Assistant Professor Loh Huanqian from NUS Physics and the NUS Centre for Quantum Technologies, and Assistant Professor Benjamin Tee from NUS Materials Science and Engineering and NUS iHealthtech were among 21 young scientists from 10 countries selected by the World Economic Forum (WEF) to be in the Class of 2019 Young Scientists.
The Young Scientists community was created in 2009 to convene rising-star scientists and engage them in the work of the WEF to integrate scientific knowledge into society for the public good. The community consists of extraordinary scientists from across academic disciplines and geographies, under the age of 40.
Asst Prof Loh and Asst Prof Tee were invited to the recent WEF’s Annual Meeting of the New Champions, held in Dalian, China, where they participated in discussions alongside business, political, media, academic and civil society leaders.
"I am extremely grateful and excited for the opportunity to bounce ideas off senior decision makers, particularly on quantum physics. This engagement is timely given the increasing worldwide attention people are paying to quantum science research and its applications,” said Asst Prof Loh, whose research focuses on the quantum control of ultracold molecules at the single-molecule, single-quantum-state level.
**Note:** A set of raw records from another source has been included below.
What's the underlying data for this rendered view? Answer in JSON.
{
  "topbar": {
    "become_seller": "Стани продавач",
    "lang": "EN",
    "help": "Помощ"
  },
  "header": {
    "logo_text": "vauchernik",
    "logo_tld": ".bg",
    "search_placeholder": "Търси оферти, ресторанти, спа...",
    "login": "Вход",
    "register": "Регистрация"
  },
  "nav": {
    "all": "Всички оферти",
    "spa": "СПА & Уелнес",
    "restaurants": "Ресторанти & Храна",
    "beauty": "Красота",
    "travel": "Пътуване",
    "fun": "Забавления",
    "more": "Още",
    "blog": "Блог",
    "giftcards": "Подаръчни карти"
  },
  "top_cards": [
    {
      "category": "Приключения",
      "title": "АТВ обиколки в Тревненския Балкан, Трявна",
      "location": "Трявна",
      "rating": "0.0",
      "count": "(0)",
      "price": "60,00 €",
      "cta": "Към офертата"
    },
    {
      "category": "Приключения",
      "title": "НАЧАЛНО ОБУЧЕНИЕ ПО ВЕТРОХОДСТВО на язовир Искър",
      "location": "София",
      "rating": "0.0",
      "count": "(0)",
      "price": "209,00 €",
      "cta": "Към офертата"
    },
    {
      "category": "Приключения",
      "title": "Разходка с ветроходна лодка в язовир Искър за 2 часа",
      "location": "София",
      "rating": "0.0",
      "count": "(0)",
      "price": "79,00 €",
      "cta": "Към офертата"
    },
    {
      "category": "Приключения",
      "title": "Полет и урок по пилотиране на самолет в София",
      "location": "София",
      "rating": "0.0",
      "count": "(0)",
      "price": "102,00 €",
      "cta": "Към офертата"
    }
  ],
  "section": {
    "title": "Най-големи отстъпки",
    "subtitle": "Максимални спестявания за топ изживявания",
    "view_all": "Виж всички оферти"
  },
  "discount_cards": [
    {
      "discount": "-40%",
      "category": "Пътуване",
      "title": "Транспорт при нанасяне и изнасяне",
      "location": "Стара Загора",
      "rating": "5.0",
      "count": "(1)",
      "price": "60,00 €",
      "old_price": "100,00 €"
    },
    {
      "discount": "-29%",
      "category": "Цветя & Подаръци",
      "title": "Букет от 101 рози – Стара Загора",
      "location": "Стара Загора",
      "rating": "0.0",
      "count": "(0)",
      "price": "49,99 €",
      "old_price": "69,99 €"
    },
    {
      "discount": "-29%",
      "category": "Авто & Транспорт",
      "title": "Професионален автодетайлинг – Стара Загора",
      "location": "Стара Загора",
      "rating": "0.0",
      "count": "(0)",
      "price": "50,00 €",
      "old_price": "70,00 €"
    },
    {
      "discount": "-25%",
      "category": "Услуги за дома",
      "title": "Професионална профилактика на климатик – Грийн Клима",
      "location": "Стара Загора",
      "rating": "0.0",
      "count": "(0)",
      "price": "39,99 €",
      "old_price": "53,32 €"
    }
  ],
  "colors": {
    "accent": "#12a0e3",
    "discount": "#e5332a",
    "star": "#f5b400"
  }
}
The microscopic-scale behaviour of most advanced materials like superconductors remains poorly understood due to strongly interactive quantum particles with dynamics that are impossible to calculate even with powerful computers. Nonetheless, Asst Prof Loh has demonstrated the first steps towards recreating models of these materials from the bottom-up using ultracold molecules with quantum properties that can be precisely controlled by lasers and laboratory-applied fields.
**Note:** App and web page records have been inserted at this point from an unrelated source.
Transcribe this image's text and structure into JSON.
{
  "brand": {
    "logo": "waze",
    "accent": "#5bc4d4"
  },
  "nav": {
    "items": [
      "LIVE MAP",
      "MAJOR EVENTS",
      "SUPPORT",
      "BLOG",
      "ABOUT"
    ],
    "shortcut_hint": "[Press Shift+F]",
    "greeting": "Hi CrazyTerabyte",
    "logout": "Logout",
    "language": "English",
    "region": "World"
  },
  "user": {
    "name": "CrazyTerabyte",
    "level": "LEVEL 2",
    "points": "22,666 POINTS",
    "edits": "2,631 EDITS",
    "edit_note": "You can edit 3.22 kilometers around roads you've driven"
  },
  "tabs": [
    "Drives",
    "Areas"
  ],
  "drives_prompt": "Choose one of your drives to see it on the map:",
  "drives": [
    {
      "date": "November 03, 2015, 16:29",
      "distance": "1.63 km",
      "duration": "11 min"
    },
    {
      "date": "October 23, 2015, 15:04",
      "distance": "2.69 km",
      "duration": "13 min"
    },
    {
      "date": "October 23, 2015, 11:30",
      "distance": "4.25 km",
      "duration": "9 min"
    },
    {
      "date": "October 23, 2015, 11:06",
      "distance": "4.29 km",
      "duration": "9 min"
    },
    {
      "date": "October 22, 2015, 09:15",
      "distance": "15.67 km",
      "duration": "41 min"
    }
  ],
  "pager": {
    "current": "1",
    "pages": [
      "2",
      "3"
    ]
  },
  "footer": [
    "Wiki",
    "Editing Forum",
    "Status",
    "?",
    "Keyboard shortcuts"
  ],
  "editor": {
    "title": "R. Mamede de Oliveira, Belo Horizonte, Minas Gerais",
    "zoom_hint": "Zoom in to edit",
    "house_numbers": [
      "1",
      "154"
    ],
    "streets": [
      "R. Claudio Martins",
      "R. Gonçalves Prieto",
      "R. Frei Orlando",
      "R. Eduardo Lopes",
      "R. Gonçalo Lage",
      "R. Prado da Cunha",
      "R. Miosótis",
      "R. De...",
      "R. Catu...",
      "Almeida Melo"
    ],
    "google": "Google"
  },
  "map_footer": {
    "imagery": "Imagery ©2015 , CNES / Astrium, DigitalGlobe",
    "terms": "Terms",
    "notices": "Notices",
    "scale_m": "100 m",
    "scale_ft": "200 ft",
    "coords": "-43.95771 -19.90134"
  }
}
“I hope to use this control to create new materials that could lead to better electronics and faster computers,” shared Asst Prof Loh.
As for Asst Prof Tee, his research interests lie in exploiting novel materials and fabrication techniques to create flexible and stretchable electronic sensor devices. Earlier this year, his success in creating a transparent, stretchable, touch-sensitive electronic skin with self-healing properties in aquatic environments was featured as the front cover of the journal Nature Electronics.
“One of the challenges with many self-healing materials today is that they are not transparent and they do not work efficiently when wet,” he explained. “What makes our material different is that it can retain its shape in both wet and dry surroundings. It works well in sea water and even in acidic or alkaline environments.”
Asst Prof Tee feels honoured and grateful for his recognition as a WEF Young Scientist, and at the same time excited at the prospects ahead.
“This cross-country and cross-interdisciplinary platform really enables me to be plugged into a strong network of passionate individuals from diverse fields. I look forward to meeting new friends, and participating in more WEF meetings as a representative of NUS and Singapore,” Asst Prof Tee said.